To win, carmakers must turn out more new models in less time. DETROIT SHIFTS GEARS
Detroit — The name of the game in Detroit is getting new automobile models on the market. This is where the hottest part of the battle in the United States auto market is being won - and lost. It still takes US manufacturers an average of five years to style, design, engineer, prepare tooling for, and begin production of a new car model.
But now, American automakers are being challenged to bring new car models to the consumer at least as fast as their Japanese, Korean, Italian, and German competitors. That can mean moving a car from concept to production line in 3 years or less - as the Japanese do.
``The US auto market is already fractionated,'' says Ralph Miller, president of Modern Engineering, an independent auto design company in Warren, Mich. ``A customer has more choices. He can be more fickle. He can want this today and that tomorrow. So the demand is to get closer to the marketplace, shorten lead times, cut cost, improve quality, deliver more for less in order to win.''
Delivering more new products in smaller volumes to niche markets and still making money - that's what today's auto competition boils down to, agrees Anthony Sheriff, an industry design analyst at the Massachusetts Institute of Technology's International Motor Vehicle program. The days of firing up a production line to produce 500,000 or more of every car model are gone, he says. What will be important for a car company in the 1990s is to survive without huge economies of scale - producing some models in volumes as low as 15,000 before changing to a new model.
``Volumes are going to go down,'' Mr. Sheriff says. ``Manufacturers that can build in smaller volume and be more flexible in shifting to new models are going to win.''
Who is winning now? Sheriff says there's not much question. A recent study he conducted for MIT of Japanese, European, and US companies compared the rates of new model introductions.
By 1982, Japanese companies had 47 models of automobiles for sale worldwide, but increased that to 73 models by 1987 - nearly doubling their offerings. By comparison, American companies had 24 car models for sale in '82 and increased the number to 36 by 1987.

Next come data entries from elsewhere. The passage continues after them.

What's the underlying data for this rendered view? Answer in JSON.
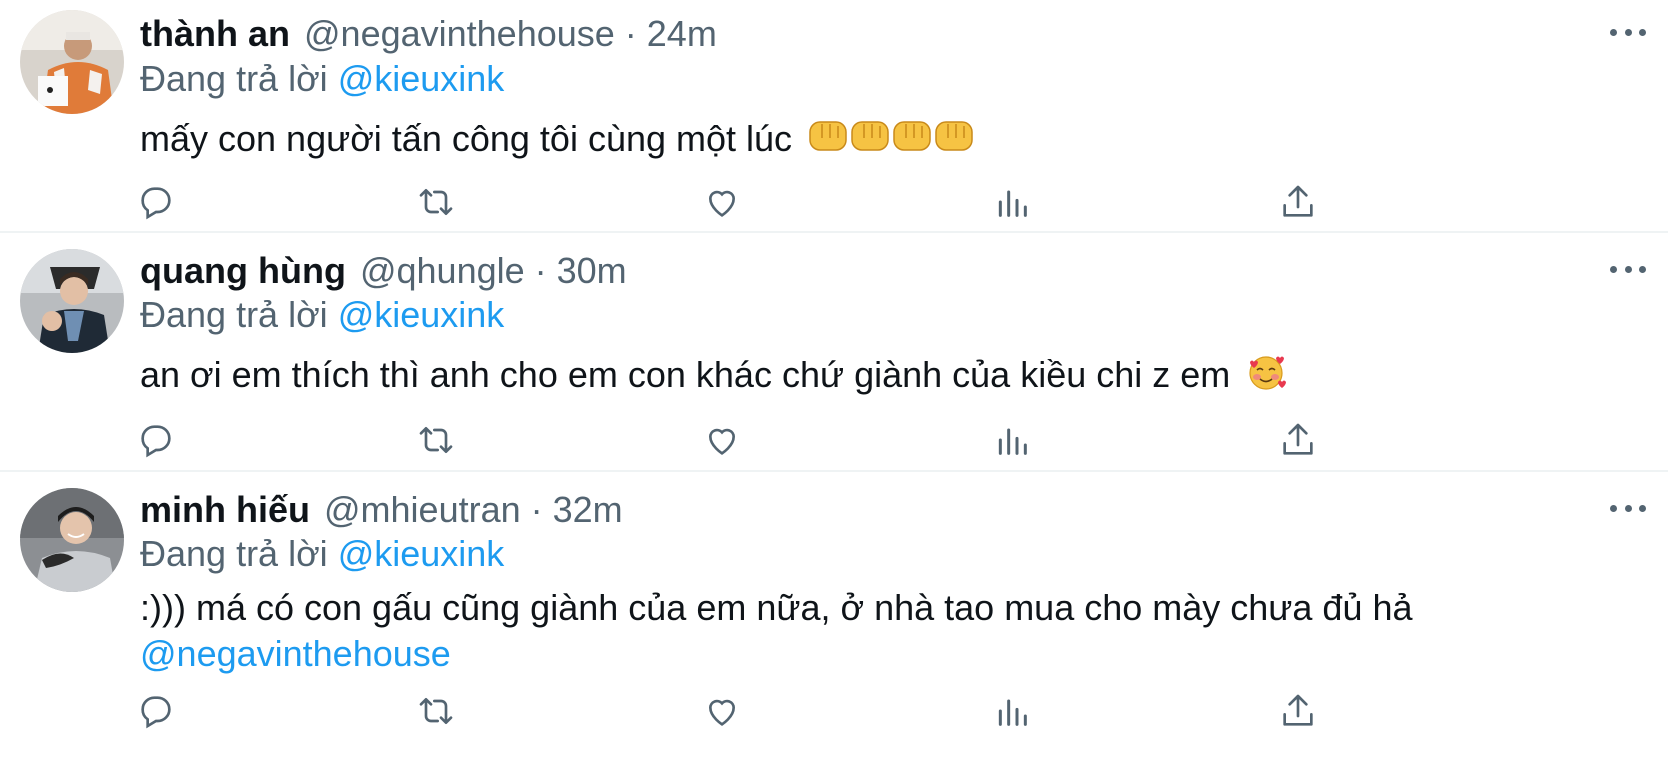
{
  "replying_label": "Đang trả lời",
  "tweets": [
    {
      "name": "thành an",
      "handle": "@negavinthehouse",
      "separator": "·",
      "time": "24m",
      "reply_to": "@kieuxink",
      "text": "mấy con người tấn công tôi cùng một lúc",
      "text_mention": "",
      "emoji": [
        "oncoming-fist-emoji",
        "oncoming-fist-emoji",
        "oncoming-fist-emoji",
        "oncoming-fist-emoji"
      ]
    },
    {
      "name": "quang hùng",
      "handle": "@qhungle",
      "separator": "·",
      "time": "30m",
      "reply_to": "@kieuxink",
      "text": "an ơi em thích thì anh cho em con khác chứ giành của kiều chi z em",
      "text_mention": "",
      "emoji": [
        "smiling-face-with-hearts-emoji"
      ]
    },
    {
      "name": "minh hiếu",
      "handle": "@mhieutran",
      "separator": "·",
      "time": "32m",
      "reply_to": "@kieuxink",
      "text": ":))) má có con gấu cũng giành của em nữa, ở nhà tao mua cho mày chưa đủ hả",
      "text_mention": "@negavinthehouse",
      "emoji": []
    }
  ],
  "actions": [
    "reply-icon",
    "retweet-icon",
    "like-icon",
    "analytics-icon",
    "share-icon"
  ],
  "colors": {
    "text": "#0f1419",
    "secondary": "#536471",
    "link": "#1d9bf0",
    "divider": "#eff3f4"
  }
}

Another important category is model age. Rapid model turnover is a key to enhanced profits, because keeping the age of models low is increasingly important to consumers who can choose from a greater variety of up-to-date models.
Even though the Japanese almost doubled the number of models on the market, Sheriff says, the average age of their products only rose from 1.5 to 2.1 years. But by comparison, he notes, the average age of models produced by Ford, GM, and Chrysler increased from 2.9 years to a relatively old 4.6 years.
``The bottom line,'' Sheriff says, is that ``the Japanese have somehow been able to keep up a tremendous rate of new product introductions. They have introduced 93 new models or replacements for old models during the same period US companies brought out 30 new products.''
Typically, US and Japanese automakers are dealing quite differently with the competitive challenge. To speed up new model introduction, Detroit has begun in earnest during the past four years to ``outsource'' engineering of entire cars to small, entrepreneurial design companies like Mr. Miller's Modern Engineering. Using these firms is faster and more economical than doing the work ``in house.'' But some analysts worry that US automakers will lose the engineering ability to design their own cars.
``They're finding these free- lancers can do it pretty quickly, and it turns out to be cheaper because it takes less time,'' John Krafcik, an auto design expert in Houston, says of the Big Three automakers. ``If I'm a chairman of one of these companies, I can either play catch-up in-house, or say let's send it out and get competitive real quick. The problem is that you lose your inside capability.''
One reason the Japanese remain ahead of US companies is that they have been geared up for rapid model changes and have learned the process over the past two decades. Now, the Japanese also have a stockpile of models - including many larger, luxury models not offered in the US.
While the weak dollar has raised the cost of lower-tier Japanese autos, Sheriff agrees with Mr. Krafcik that this will not keep luxury cars produced in Japan from flowing to the US. In fact, the Japanese have started to compete directly in the luxury car arena - Detroit's bread and butter. Both men expect a ``tidal wave'' within two years.
Lincoln and Cadillac are prestige names that command top dollar. But soon, an upscale Acura Legend (by Honda); a new luxury line - the Infiniti model line (by Nissan); and the Lexus line (by Toyota) will form a top end Japanese expansion here. European companies like BMW, Mercedes, Saab, and Volvo will also be challenged.
``They are really going to hit the American companies where it hurts,'' Sheriff says. ``US companies make a huge amount of money on large cars based mostly on old technology. They are cheap to build, and they charge a lot of money for them. But relying on them for profits makes them very vulnerable.''